Discipline of Chemical Pathology

 

The Discipline of Chemical Pathology is a joint UKZN- NHLS (National Health Laboratory Service) department and is part of the School of  Laboratory Medicine and Medical Sciences within the College of Health Sciences. It provides diagnostic laboratory services for the Inkosi Albert Luthuli Central Hospital and the King Edward VIII Hospital as well as several peripheral hospitals. The discipline is proud to have full automation analytical system and services approximately 160000 test/month.  The Discipline is also involved in teaching at undergraduate (MBChB) and postgraduate levels, provides training for the laboratory technicians, technologists and medical scientists. It actively participates in the hospital teaching activities.

Chemical Pathology (also known as Clinical Biochemistry/Clinical Chemistry) is a unique specialty that brings together science and all medical specialties and  applies biochemical and molecular techniques in the diagnosis of a disease. It is the branch of Pathology dealing with the biochemical basis of disease and the use of biochemical tests for diagnosis and management. The discipline originated over a century ago with the use of simple chemical tests for various components of blood and urine. Subsequently other techniques were applied including the use and measurement of enzyme activities, spectrophotometry, electrophoresis and immunoassays.  An allied subspecialty of Chemical Pathology is Metabolic Medicine which deals with metabolic disease in all its manifestations.

The role of Chemical Pathology in health care
Doctors in the specialty have dual responsibilities. Firstly, there is the provision of a reliable analytical service, for example measuring serum electrolytes, indices of liver function, hormones, drugs and tumour markers in hundreds of patient samples every day. Many of these analyses are performed on automated analysers, usually operated by technicians or technologists.

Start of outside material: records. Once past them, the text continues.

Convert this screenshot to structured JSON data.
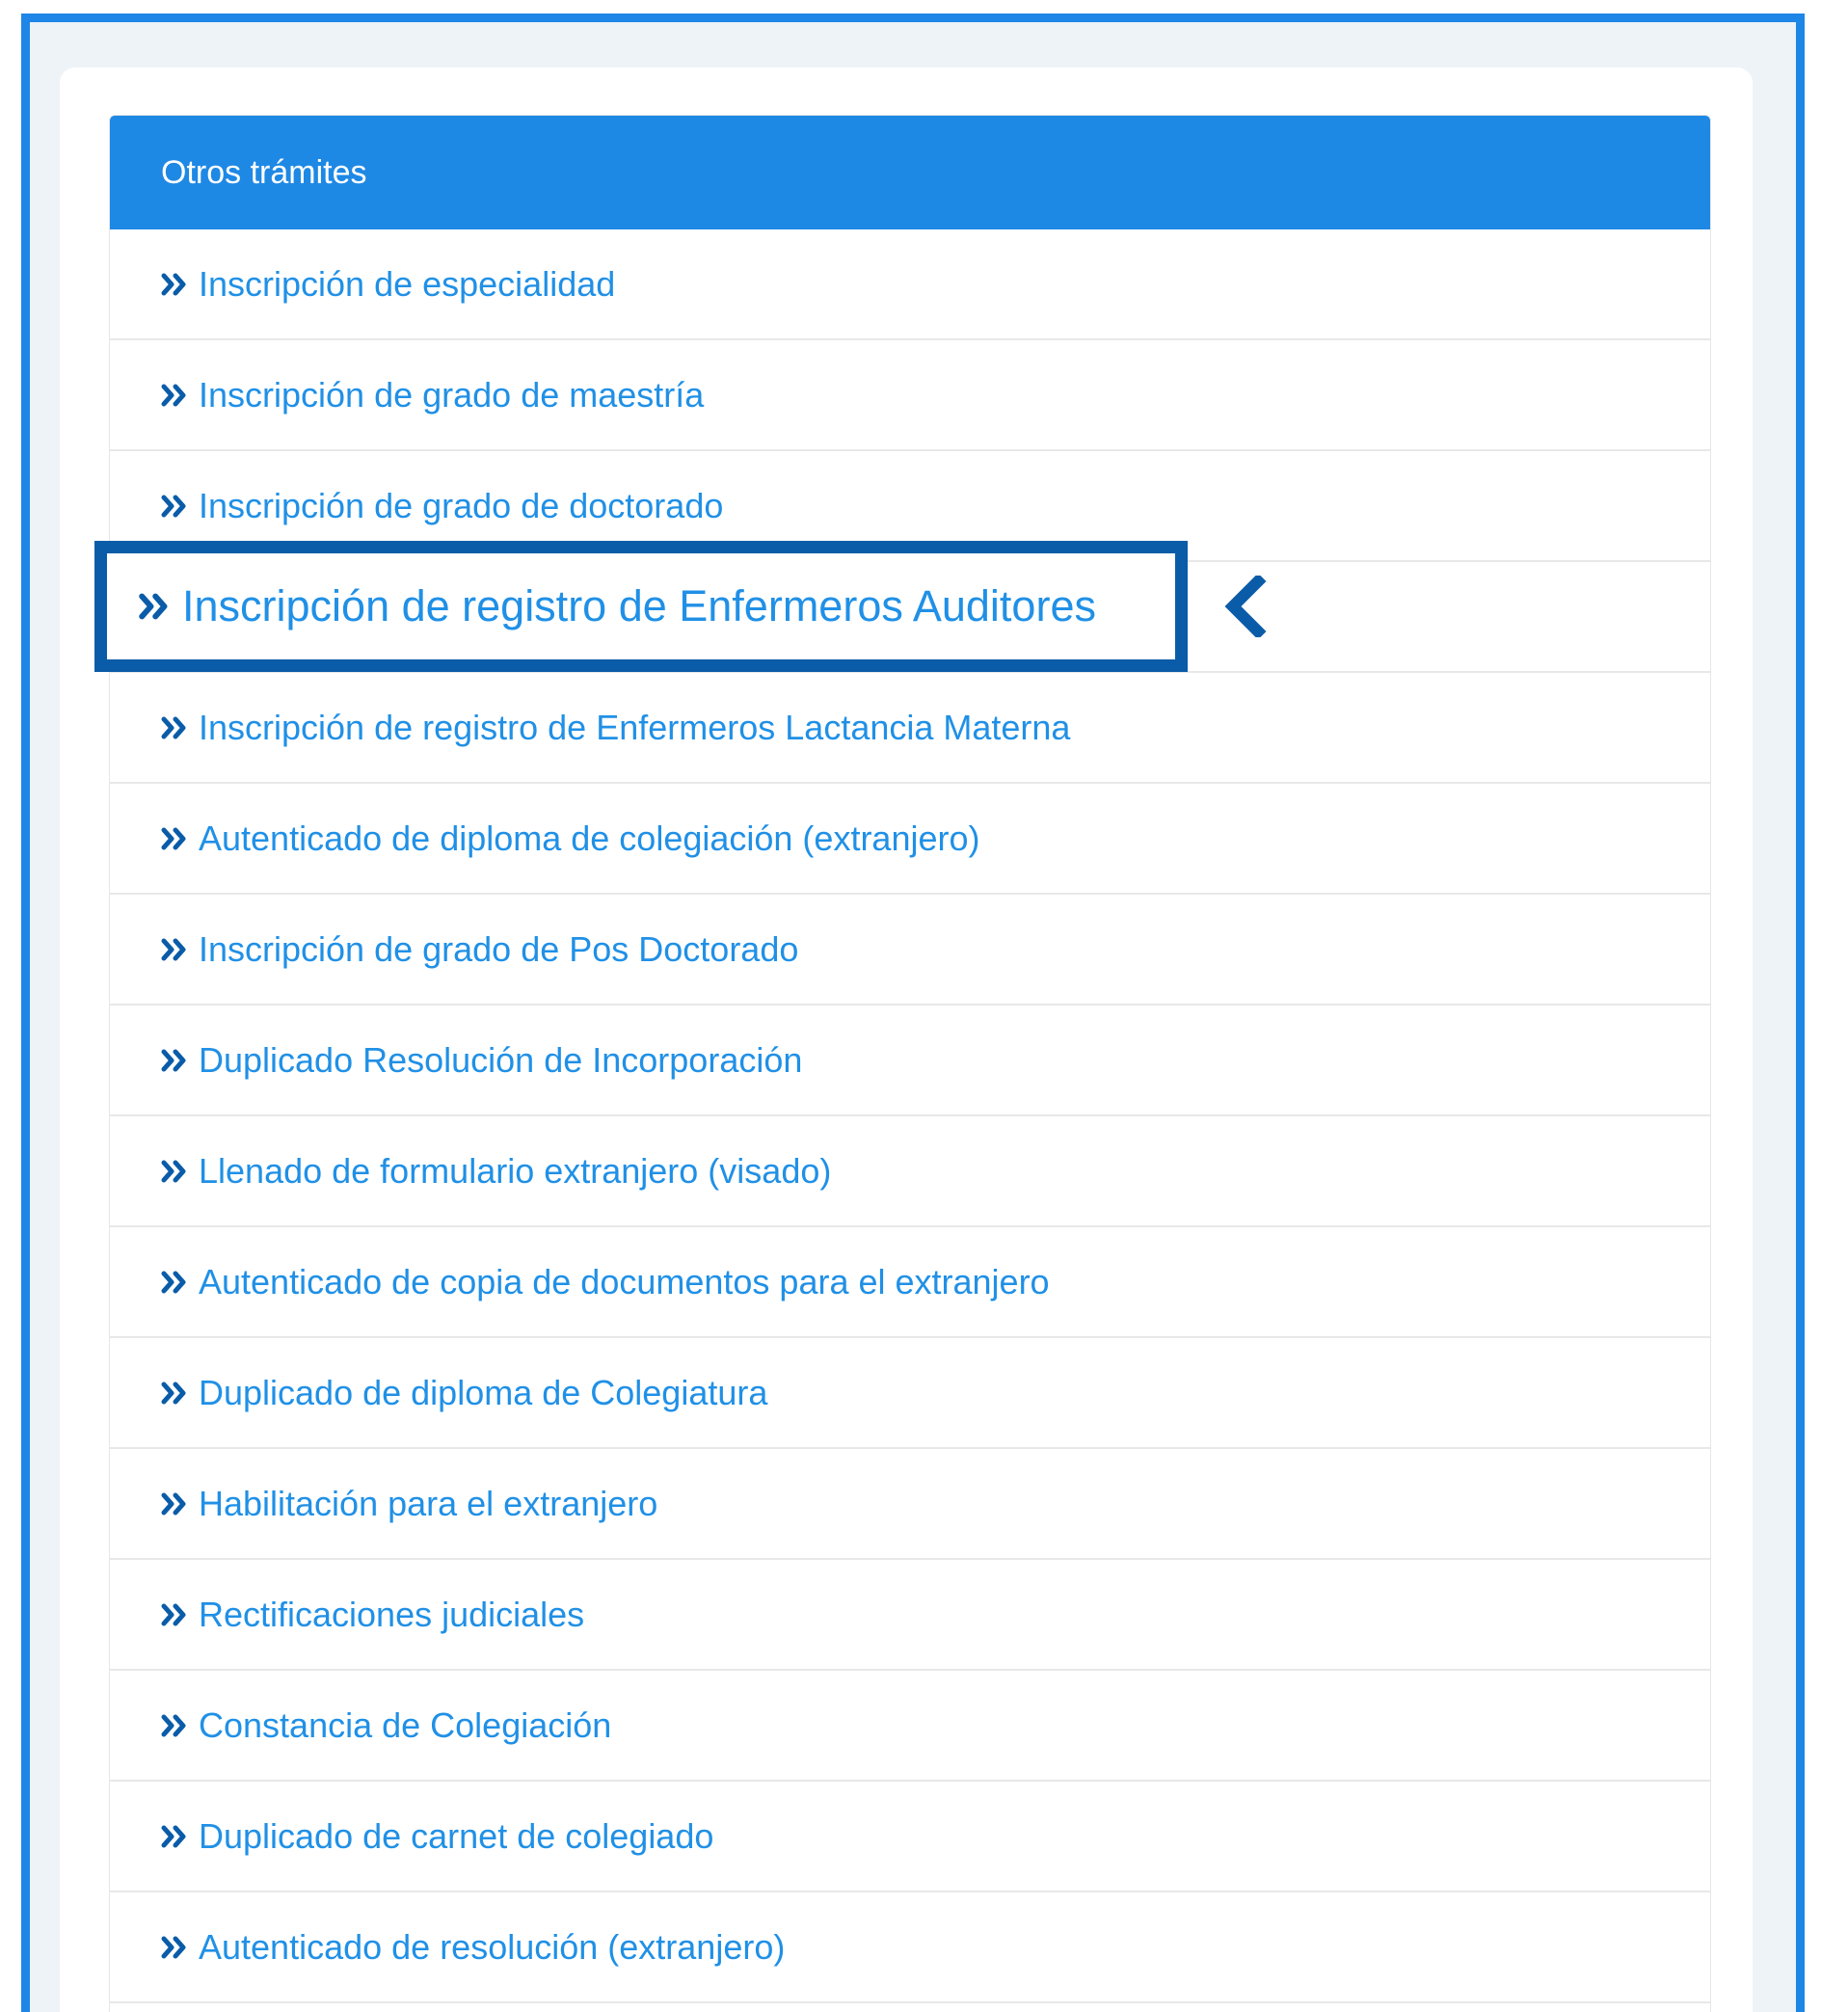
{
  "panel": {
    "title": "Otros trámites"
  },
  "items": [
    {
      "label": "Inscripción de especialidad"
    },
    {
      "label": "Inscripción de grado de maestría"
    },
    {
      "label": "Inscripción de grado de doctorado"
    },
    {
      "label": "Inscripción de registro de Enfermeros Auditores"
    },
    {
      "label": "Inscripción de registro de Enfermeros Lactancia Materna"
    },
    {
      "label": "Autenticado de diploma de colegiación (extranjero)"
    },
    {
      "label": "Inscripción de grado de Pos Doctorado"
    },
    {
      "label": "Duplicado Resolución de Incorporación"
    },
    {
      "label": "Llenado de formulario extranjero (visado)"
    },
    {
      "label": "Autenticado de copia de documentos para el extranjero"
    },
    {
      "label": "Duplicado de diploma de Colegiatura"
    },
    {
      "label": "Habilitación para el extranjero"
    },
    {
      "label": "Rectificaciones judiciales"
    },
    {
      "label": "Constancia de Colegiación"
    },
    {
      "label": "Duplicado de carnet de colegiado"
    },
    {
      "label": "Autenticado de resolución (extranjero)"
    }
  ],
  "highlight": {
    "item_index": 3,
    "arrow_icon": "chevron-left-icon"
  },
  "colors": {
    "frame": "#1e86e6",
    "header": "#1e88e5",
    "link": "#2090e6",
    "highlight_border": "#0a5ca8"
  }
}
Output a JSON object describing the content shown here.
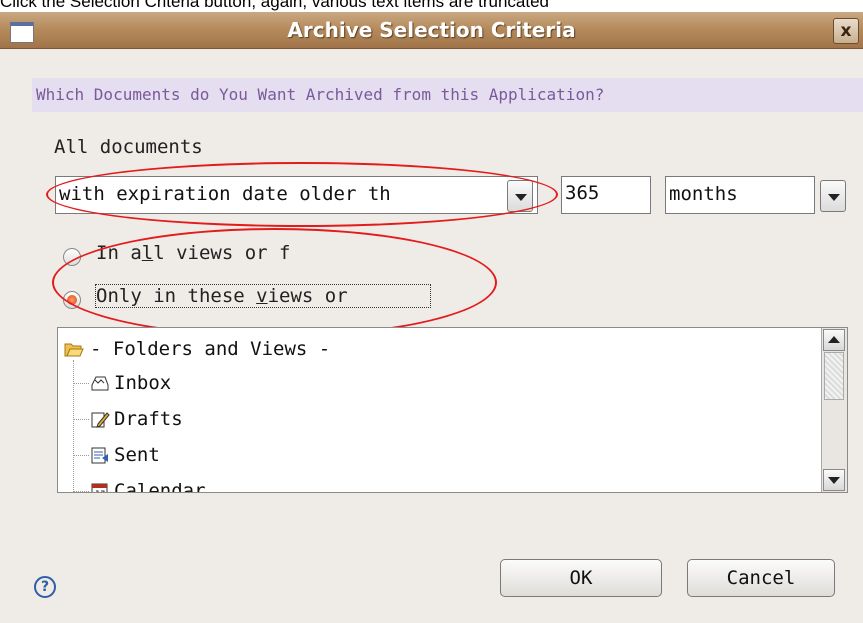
{
  "caption": "Click the Selection Criteria button, again, various text items are truncated",
  "window": {
    "title": "Archive Selection Criteria",
    "close_glyph": "x"
  },
  "question": "Which Documents do You Want Archived from this Application?",
  "scope_label": "All documents",
  "criteria": {
    "condition_value": "with expiration date older th",
    "number_value": "365",
    "unit_value": "months"
  },
  "radios": [
    {
      "label_pre": "In a",
      "label_u": "l",
      "label_post": "l views or f",
      "selected": false
    },
    {
      "label_pre": "Only in these ",
      "label_u": "v",
      "label_post": "iews or",
      "selected": true
    }
  ],
  "tree": {
    "root": "- Folders and Views -",
    "items": [
      "Inbox",
      "Drafts",
      "Sent",
      "Calendar"
    ]
  },
  "icons": [
    "folder-open-icon",
    "inbox-icon",
    "drafts-icon",
    "sent-icon",
    "calendar-icon",
    "help-icon"
  ],
  "buttons": {
    "ok": "OK",
    "cancel": "Cancel"
  },
  "colors": {
    "titlebar": "#b68c5e",
    "annotation": "#e31b1b",
    "question_bg": "#e4def0",
    "question_text": "#7a5a9a",
    "radio_selected": "#d9480f"
  }
}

The management of the analytical process and the staff, assurance of quality and provision of guidance on the selection of tests and assessment of the significance of the results (particularly with some of the less generally familiar tests) are the domain of the chemical pathologist.  They not only review the quality of the laboratory’s analytical service, but also discuss the introduction of new diagnostic tests with consultant colleagues and manage research projects of trainees.

Secondly, Chemical Pathologists have an important clinical role. They provide advice to healthcare professionals on appropriate tests selection and the management of patients with a variety of metabolic disturbances, and provide clinical interpretation of biochemical, endocrine and metabolic tests results. Chemical Pathologists are frequently consulted about further investigation or management of patients found to have biochemical abnormalities on 'routine' testing. They often have to deal with investigating patients with dyslipidaemias, diabetes, bone disease or hypertension. Moreover, in several countries now, chemical pathologists have increasingly direct responsibility for such patients in out-patient clinics and on the wards. For example, they are running lipid, obesity, diabetes or inborn errors clinics, they are involved in the multidisciplinary nutrition teams and review ward patients receiving parenteral nutrition. Our department is aiming to introduce and establish this patient orientated approach for South African Chemical Pathology. In addition, there is an ample opportunity in the department for conducting variety of research projects and audits that result in scientific publications.

Training
After completion of the primary degree in medicine (e.g. bachelor of medicine and bachelor of surgery), internship and community service training a prospective trainee can then enter an accredited training programme for chemical pathology. Any additional time spent in any of the medical specialities is also of value, as chemical pathology is a very diverse speciality. The candidate is required to have spent at least 4 years in approved training posts (i.e. at Registrar level in an approved teaching hospital) in the Pathology disciplines, of which 3 years must be in Chemical Pathology. Qualification as a Specialist Chemical Pathologist and admission to the Specialist Register of the Health Professions Council of SA requires the candidate to obtain the degree of Master of Medicine and the Fellowship of the College of Pathologists of South Africa (F.C.PATH SA (Chem Path))

 

 

 



Contact:

Ms Leezil Peneder
Department Administrator


Tel: +27-31-240 2557
Fax: +27-31-240 2576
E-Mail: peneder@ukzn.ac.za
Physical Address:

Department of Chemical Pathology, 
Level 2 Laboratory Building 
Inkosi Albert Luthuli Central Hospital 
800 Bellair Road 
Mayville 4058


Contact Webmaster | View the Promotion of Access to Information Act | View our Privacy Policy
© University of KwaZulu-Natal: All Rights Reserved